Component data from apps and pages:
════════════════════

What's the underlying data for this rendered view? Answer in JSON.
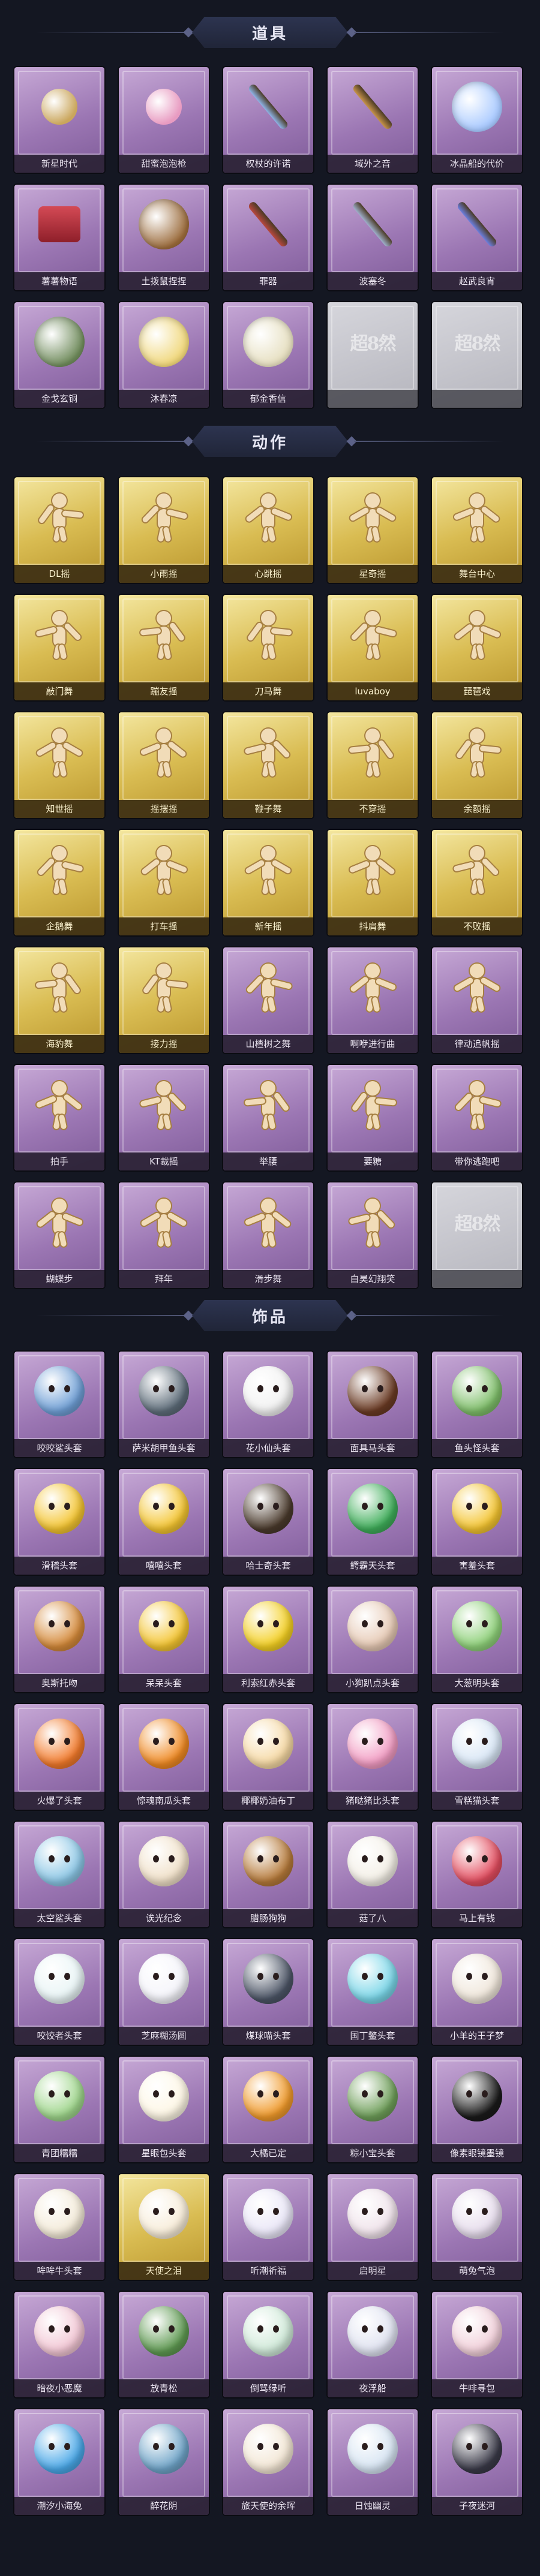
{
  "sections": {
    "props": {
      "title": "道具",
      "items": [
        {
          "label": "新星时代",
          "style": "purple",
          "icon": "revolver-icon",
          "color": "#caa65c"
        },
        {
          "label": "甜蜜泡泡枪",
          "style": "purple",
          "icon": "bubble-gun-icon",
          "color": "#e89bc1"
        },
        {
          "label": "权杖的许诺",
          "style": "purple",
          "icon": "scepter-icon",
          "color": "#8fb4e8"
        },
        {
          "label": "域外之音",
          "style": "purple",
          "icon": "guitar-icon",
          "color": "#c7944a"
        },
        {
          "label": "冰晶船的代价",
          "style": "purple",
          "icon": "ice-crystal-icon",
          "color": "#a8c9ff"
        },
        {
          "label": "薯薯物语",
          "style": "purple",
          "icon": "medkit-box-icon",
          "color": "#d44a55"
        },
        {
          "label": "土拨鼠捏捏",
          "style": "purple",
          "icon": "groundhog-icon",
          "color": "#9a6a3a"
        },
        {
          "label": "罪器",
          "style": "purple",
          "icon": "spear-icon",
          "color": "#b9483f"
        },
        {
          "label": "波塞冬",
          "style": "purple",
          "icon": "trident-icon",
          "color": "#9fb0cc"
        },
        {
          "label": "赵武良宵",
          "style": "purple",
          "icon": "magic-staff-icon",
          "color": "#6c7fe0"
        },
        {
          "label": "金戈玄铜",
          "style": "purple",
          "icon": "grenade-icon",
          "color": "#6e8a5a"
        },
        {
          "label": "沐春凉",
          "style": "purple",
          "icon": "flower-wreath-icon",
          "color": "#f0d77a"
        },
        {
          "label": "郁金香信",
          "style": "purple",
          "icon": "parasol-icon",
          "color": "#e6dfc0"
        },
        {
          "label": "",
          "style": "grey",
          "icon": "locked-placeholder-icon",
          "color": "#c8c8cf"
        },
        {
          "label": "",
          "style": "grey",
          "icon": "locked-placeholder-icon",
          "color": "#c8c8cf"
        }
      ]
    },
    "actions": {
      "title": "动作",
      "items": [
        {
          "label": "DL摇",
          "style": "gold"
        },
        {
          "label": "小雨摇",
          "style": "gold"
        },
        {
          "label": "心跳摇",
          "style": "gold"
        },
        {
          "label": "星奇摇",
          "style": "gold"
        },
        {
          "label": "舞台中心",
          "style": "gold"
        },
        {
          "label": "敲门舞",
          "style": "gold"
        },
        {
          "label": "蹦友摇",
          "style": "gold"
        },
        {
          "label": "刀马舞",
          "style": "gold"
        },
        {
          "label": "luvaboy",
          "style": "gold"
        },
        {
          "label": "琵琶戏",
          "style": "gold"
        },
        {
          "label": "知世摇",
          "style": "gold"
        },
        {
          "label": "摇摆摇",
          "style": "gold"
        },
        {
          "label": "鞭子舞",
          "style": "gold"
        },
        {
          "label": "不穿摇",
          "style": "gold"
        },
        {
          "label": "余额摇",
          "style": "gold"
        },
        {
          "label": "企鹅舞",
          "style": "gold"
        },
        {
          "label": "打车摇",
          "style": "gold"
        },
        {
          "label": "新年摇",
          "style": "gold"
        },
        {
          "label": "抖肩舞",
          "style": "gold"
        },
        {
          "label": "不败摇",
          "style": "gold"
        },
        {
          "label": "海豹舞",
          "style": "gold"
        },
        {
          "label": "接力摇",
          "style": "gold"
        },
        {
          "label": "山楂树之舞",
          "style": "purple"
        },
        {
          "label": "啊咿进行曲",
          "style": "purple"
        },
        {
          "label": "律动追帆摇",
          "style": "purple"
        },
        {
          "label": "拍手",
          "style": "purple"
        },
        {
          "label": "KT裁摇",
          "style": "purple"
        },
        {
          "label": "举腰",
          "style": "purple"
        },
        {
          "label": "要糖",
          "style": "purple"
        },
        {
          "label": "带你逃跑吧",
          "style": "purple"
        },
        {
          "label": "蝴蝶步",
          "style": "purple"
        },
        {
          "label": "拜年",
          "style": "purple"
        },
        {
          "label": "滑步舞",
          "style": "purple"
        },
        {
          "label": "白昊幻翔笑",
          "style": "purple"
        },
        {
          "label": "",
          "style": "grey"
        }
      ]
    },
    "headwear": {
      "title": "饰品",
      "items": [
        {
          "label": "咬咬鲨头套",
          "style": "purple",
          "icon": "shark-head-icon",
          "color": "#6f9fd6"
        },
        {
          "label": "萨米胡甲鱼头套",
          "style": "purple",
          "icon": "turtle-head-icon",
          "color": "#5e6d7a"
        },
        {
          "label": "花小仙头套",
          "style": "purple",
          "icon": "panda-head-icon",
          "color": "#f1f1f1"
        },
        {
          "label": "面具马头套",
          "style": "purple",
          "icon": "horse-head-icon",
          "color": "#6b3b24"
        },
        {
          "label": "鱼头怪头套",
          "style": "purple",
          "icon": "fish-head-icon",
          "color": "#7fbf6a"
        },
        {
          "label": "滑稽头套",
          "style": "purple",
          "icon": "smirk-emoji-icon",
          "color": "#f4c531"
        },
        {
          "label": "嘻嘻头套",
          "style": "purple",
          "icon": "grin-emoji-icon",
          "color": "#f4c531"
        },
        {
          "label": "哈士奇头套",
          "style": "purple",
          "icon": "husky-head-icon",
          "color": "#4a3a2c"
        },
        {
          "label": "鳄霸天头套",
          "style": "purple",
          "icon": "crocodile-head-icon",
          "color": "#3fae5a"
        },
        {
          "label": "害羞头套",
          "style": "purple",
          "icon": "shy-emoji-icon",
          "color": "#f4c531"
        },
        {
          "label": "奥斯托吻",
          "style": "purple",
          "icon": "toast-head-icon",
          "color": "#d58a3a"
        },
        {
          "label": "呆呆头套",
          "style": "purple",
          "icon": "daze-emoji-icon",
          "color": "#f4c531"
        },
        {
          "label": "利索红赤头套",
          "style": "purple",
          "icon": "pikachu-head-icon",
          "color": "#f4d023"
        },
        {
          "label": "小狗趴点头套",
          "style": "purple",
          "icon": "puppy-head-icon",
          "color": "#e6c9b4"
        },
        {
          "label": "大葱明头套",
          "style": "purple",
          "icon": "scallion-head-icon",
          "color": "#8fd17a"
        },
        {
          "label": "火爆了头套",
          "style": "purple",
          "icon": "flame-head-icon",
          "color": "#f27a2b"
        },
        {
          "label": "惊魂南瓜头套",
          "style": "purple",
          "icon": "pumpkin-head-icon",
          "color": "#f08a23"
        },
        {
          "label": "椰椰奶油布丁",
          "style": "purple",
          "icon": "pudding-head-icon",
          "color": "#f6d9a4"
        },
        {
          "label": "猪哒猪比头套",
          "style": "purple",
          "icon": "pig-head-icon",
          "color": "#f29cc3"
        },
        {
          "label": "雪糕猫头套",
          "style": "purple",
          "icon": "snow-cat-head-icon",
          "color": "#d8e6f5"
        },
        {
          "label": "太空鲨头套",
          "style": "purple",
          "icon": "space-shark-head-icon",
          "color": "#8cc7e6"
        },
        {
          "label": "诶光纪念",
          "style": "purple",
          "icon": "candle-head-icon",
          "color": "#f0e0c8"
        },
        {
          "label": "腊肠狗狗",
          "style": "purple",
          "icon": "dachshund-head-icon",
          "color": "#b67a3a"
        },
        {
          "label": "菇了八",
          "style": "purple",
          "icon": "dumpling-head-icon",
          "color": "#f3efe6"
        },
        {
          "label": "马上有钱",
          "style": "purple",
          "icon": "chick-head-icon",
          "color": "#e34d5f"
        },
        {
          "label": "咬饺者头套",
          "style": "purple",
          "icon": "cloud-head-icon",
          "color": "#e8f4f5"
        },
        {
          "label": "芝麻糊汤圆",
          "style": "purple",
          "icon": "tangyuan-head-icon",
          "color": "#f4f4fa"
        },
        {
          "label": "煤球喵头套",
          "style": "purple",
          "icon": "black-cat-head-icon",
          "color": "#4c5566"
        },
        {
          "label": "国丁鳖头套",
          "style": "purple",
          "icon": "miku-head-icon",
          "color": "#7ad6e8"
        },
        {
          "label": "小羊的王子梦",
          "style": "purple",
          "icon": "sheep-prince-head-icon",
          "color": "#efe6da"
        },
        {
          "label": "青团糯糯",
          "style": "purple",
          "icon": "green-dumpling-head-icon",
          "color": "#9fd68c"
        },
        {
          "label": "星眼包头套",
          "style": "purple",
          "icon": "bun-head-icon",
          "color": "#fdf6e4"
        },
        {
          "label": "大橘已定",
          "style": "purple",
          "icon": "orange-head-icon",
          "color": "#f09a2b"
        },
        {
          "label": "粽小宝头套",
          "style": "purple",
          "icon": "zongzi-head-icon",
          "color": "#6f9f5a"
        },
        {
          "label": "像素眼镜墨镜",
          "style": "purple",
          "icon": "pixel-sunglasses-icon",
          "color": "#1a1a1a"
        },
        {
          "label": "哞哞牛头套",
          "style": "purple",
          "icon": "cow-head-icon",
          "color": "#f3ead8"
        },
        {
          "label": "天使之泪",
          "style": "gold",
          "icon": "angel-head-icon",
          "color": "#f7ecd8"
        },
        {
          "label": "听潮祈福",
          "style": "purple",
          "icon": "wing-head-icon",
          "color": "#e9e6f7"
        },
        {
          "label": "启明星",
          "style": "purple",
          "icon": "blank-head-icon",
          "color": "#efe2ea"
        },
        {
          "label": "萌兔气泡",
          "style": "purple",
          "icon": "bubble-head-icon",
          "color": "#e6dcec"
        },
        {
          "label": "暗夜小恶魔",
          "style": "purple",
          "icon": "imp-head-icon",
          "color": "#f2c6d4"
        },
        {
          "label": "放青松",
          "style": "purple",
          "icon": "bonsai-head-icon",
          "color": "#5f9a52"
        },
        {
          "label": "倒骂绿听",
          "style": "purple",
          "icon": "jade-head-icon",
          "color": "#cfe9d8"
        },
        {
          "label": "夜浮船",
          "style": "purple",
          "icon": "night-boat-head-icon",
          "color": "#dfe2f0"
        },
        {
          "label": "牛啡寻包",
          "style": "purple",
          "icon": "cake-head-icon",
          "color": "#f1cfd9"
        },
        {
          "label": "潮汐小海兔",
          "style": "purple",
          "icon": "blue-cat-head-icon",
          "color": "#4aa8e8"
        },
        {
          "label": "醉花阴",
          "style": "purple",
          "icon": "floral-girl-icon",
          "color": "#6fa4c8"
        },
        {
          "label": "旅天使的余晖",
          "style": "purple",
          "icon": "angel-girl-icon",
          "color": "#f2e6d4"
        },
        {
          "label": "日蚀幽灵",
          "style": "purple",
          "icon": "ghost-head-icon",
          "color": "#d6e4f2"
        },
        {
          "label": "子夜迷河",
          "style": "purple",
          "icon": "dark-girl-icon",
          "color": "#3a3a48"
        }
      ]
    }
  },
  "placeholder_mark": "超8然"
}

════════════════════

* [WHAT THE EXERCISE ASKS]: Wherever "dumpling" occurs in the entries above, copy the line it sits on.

* [OUTPUT OF THE TASK]:
          "icon": "dumpling-head-icon",
          "icon": "green-dumpling-head-icon",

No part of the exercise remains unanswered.